5. Essential beauty items. Not a single person expects any hospital patient to look their very best. You're supposed to look like the aftermath of a three day binge in Vegas, not like you're about to head onstage for a Miss America contest(they still have those, right?). However, a few items might help you feel like yourself, such as deodorant, a toothbrush, etc. You may not be able to take a bath or shower for a couple of days due to your stitches, for instance. There are these wonderful wipes that you can purchase at Walgreens or CVS that are specifically for people who are bedridden or unable to bath. No water required, and the hospital will warm them up for you if necessary. A toothbrush and toothpaste will also help you feel more human during your hospital stay. The main item for me is dry shampoo. I feel the crappiest when my hair feels oily and stringy and itchy and just plain icky. By the third day I am ready just to shave my entire head, if only to feel semi clean again. Dry shampoo, which doesn't require water, helps me feel semi-normal again. In a pinch, baby powder will do; you just need something to soak up a bit of the oil on your scalp.
6. Sense of humor. Look, for whatever reason, you're in the hospital. You're doped up on morphine, you're attached to an IV on a pole, which curtails any unsupervised potential bathroom trips. You've got some sort of tube coming out of your chest that is draining strange liquids that you didn't even know your body could produce. There's a roommate who has been chattering repetitively and nonstop in between fervent prayers for your immediately healing. A bunch of medical personnel are poking and prodding you at random moments to make sure you're still breathing. And the biggest excitement of your day is the fact that you get to eat jello or chocolate pudding. If you can't find the humor in all of that, you might need more than just a hospital stay.
After my first night at the hospital, I was ready to go home mentally, but not physically. I had to be patient. I hate being patient. Needless to say, when my doctor finally did say that I could go home, I nearly kissed him right on the lips.
My husband nearly kissed him right on the lips, too. I was dressed and
ready to go so quickly that I didn't want to wait for that wheelchair
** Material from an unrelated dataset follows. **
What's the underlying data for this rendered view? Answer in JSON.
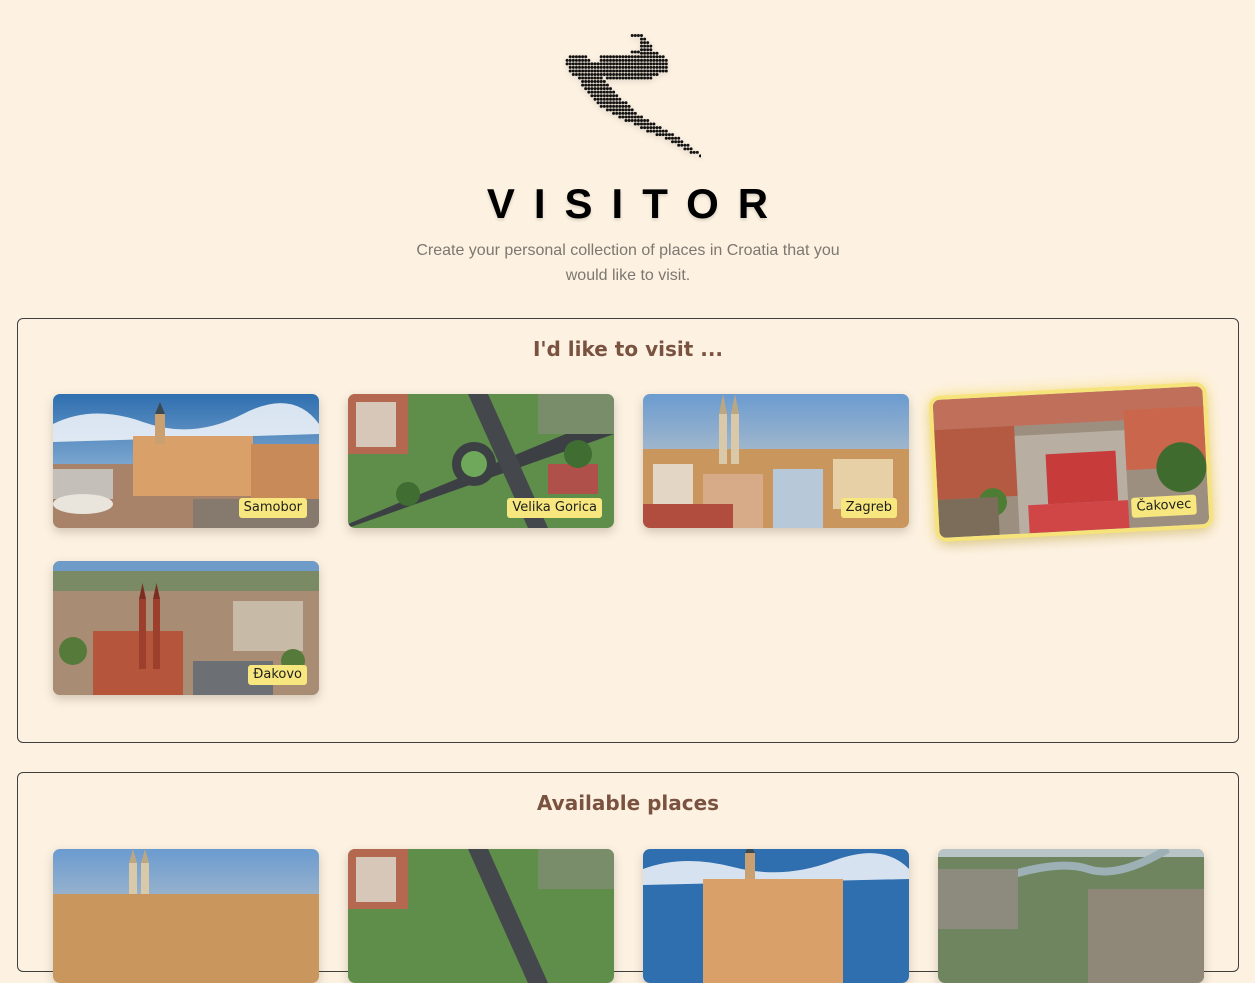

ride to the lobby; I practically ran out of the joint and into our SUV. The nurse marveled at my amazing healing powers; I was just eager to get home.
It's good to be home.